I'm sorry if you don't like the law, and there are many laws I don't like, but sadly it applies to all of us including Airbnb.
Further to the previous presumptions and diversions explained here: https://community.withairbnb.com/t5/Hosting/Covid-Cancelations-up-until-30th-June/m-p/1298877/highli...
here's some more..
That article is based on ONE Barristers view on the Frustrated Contract Law and is not 'cut and dried'. Any 103 year old law is rife for a challenge and very likely to succeed. Also, as far as the UK is concerned the terms of the "hastily passed Coronavirus Act" could be challenged, in relation to the Frustrated Contract laws, the argument being that it was potentially over-reaching in some respects, and it may not actually have been necessary for some bookings to be cancelled.
Just why in this case you would want to incite Guests to cancel depriving Hosts of income - I don't quite understand? Hosts do want to make an income out of this, somehow, and even if @Mike-And-Jane0 offered a booking change for their guests rather than an EC policy refund it would be potentially better for both Guest and Hosts.
You seem very keen to promote guests to pursue legal action regarding EC legality. Will you be arbitrating for how Airbnb have abused your own legal rights with the 10000hosts.com arbitration for Hosts?
Yeah, they did extend the restriction on Short Term Rentals through June 12th. At this point I ended up having to call AirBnB support and am waiting to hear back from them. I was able to cancel one of the bookings without issue. But AirBnB wanted to charge me a $50 fee to cancel the second one. So we will see how that pans out. My experiences with AirBnB have all been good so far, so hopefully this will end up being the same. This has to be happening to all their hosts in Michigan right now, so all they have to do is set their system not to penalize Michigan hosts canceling bookings through that date. I can't understand why they haven't already done so.
I'm in the same boat. It is really confusing for guests too because here in the UP restaurants, bars, and retail are all open, but there is still a ban in place on STRs and hotels (unless they are providing housing for essential workers). It seems likely that these rules might be relaxed well before June 12, but regardless we need to have the ability to cancel these reservations without penalty.
I agree that it is confusing, especially when staying at a vacation rental is ranked as a low-risk activity versus going to a bar or restaurant, which is medium to high. Hotels are also ranked as a higher risk. If both parties are agreeable to canceling a reservation, it shouldn't be an issue, for Airbnb.Making it difficult to offer refunds is encouraging hosts and guests to break the law. I have written our politicians stating such and suggest that they enact legislation much like NJ's Cryan-Bateman Bill, which requires Airbnb and the others to refund guests when there are emergency orders in place.
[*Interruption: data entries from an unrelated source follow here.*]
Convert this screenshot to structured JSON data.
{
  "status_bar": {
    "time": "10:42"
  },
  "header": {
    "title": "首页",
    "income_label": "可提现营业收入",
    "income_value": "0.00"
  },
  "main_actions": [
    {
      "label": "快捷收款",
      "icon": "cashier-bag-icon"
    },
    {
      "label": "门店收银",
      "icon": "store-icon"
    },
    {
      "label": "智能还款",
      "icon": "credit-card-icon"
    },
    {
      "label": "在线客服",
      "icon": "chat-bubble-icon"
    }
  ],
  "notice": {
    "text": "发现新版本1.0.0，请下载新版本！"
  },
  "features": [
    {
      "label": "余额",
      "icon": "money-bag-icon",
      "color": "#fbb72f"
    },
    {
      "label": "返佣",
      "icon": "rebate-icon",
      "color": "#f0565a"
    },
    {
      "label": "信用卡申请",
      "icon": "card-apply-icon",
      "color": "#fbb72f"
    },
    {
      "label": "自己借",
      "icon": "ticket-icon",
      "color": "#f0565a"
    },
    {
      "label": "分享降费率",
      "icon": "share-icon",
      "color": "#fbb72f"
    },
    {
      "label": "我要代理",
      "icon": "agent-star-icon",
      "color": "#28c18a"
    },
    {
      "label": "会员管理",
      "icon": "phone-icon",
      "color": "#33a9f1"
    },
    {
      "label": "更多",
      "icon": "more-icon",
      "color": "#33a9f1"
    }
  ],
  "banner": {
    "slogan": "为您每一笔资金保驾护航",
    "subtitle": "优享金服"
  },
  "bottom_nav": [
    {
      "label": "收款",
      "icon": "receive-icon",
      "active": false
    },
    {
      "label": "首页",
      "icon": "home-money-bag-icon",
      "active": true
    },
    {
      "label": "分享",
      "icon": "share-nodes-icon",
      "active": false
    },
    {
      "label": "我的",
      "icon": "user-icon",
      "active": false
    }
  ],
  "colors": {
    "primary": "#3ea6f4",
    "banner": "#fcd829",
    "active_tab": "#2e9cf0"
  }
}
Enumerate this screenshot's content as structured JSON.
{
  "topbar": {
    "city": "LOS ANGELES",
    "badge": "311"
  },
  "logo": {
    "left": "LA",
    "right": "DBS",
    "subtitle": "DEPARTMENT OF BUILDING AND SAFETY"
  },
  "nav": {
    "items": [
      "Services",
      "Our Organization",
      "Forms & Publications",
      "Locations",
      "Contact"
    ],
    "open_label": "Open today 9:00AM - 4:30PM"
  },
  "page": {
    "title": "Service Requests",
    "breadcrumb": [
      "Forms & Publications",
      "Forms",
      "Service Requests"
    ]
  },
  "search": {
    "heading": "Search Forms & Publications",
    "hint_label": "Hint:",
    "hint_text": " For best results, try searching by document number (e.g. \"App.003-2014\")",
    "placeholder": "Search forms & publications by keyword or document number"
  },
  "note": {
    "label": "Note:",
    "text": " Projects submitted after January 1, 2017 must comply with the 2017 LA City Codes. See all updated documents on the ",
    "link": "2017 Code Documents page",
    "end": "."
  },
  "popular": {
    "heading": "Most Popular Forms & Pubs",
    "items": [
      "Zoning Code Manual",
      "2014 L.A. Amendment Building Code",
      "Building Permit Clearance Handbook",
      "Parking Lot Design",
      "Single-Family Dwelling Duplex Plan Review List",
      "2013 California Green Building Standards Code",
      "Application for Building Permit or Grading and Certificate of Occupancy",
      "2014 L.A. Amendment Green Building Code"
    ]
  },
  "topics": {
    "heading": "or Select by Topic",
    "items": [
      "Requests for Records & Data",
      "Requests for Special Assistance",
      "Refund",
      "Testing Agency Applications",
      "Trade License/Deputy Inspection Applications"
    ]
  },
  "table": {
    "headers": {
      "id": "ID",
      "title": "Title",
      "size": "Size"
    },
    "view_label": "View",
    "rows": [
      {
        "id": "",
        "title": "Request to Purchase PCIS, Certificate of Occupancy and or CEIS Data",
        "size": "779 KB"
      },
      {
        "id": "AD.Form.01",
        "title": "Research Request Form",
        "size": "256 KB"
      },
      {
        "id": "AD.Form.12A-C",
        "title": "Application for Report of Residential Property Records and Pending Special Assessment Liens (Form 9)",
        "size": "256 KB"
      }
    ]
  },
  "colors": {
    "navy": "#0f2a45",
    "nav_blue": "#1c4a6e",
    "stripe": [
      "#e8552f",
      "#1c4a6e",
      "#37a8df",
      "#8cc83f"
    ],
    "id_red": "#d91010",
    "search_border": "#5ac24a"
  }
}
@Philip2113 @David-and-Debbie0 I posted a link earlier which refers to a US code that should help you cancel if you need to. Other hosts seem to object to me doing this but the intent was simply to help those hosts who have to cancel due to illegality do so without being penalised by Airbnb. Hope this helps
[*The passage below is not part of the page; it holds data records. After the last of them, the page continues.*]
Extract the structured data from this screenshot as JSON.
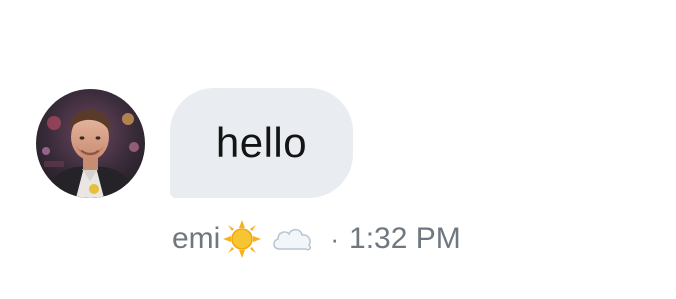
{
  "message": {
    "text": "hello",
    "sender": {
      "name": "emi",
      "status_icons": [
        "sun-emoji",
        "cloud-emoji"
      ],
      "avatar_icon": "profile-photo"
    },
    "separator": "·",
    "timestamp": "1:32 PM"
  },
  "colors": {
    "bubble_background": "#e9ecf0",
    "message_text": "#141414",
    "meta_text": "#6f7781",
    "sun": "#f7b21b",
    "cloud": "#dfe6ee"
  }
}
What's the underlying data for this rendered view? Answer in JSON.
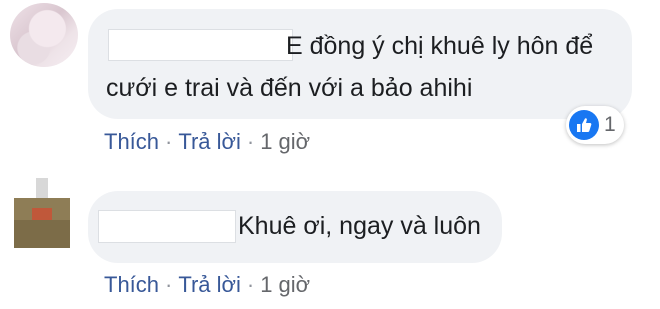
{
  "comments": [
    {
      "text_line1": "E đồng ý chị khuê ly hôn để",
      "text_line2": "cưới e trai và đến với a bảo ahihi",
      "actions": {
        "like": "Thích",
        "reply": "Trả lời",
        "time": "1 giờ",
        "separator": "·"
      },
      "reaction": {
        "icon": "thumbs-up-icon",
        "count": "1",
        "color": "#1877f2"
      }
    },
    {
      "text_line1": "Khuê ơi, ngay và luôn",
      "actions": {
        "like": "Thích",
        "reply": "Trả lời",
        "time": "1 giờ",
        "separator": "·"
      }
    }
  ]
}
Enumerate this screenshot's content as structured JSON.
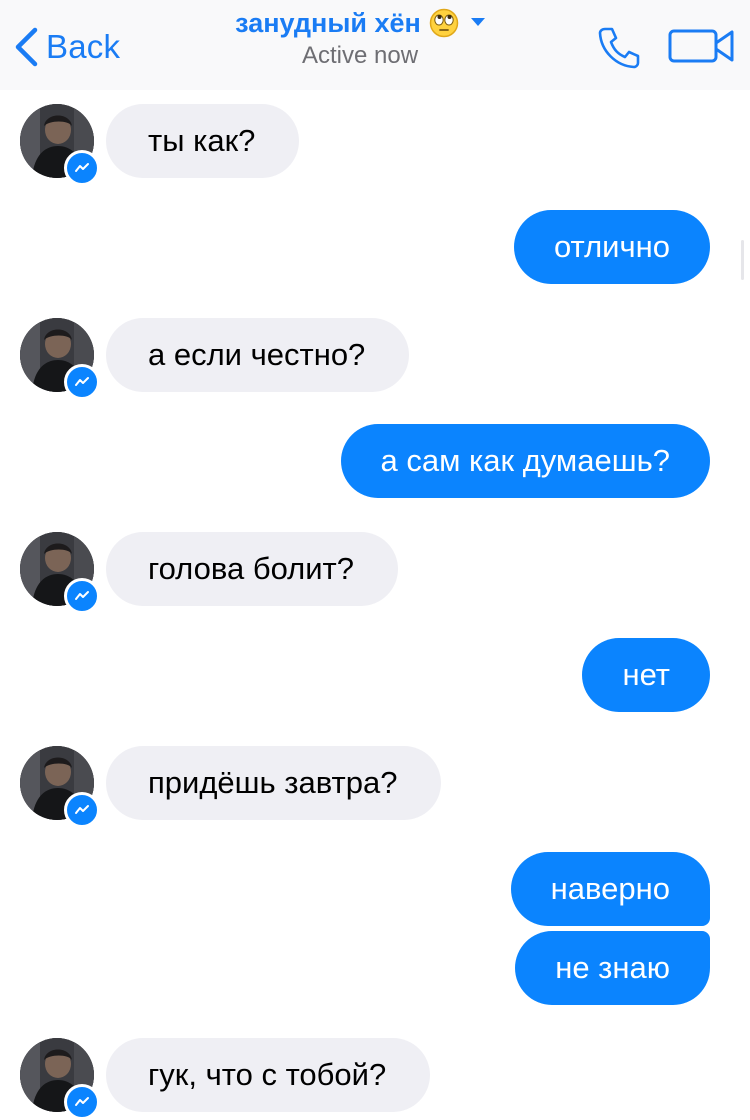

Just for kicks I went back through the system and chose the "I'm uncomfortable hosting right now due to concerns about Covid-19" even though that in no way describes my situation. My situation would be described as "I am now unable to legally host for a period of time due to Covid-19 restrictions in my area." It *appears* as if this option worked. So maybe some of you in the same boat could try that option and see if it works for you also. There was no way for me to know that was the correct option, I just took a wild guess that the staff writing the verbiage hadn't written it correctly... Anyway, hope that helps some others in the same boat.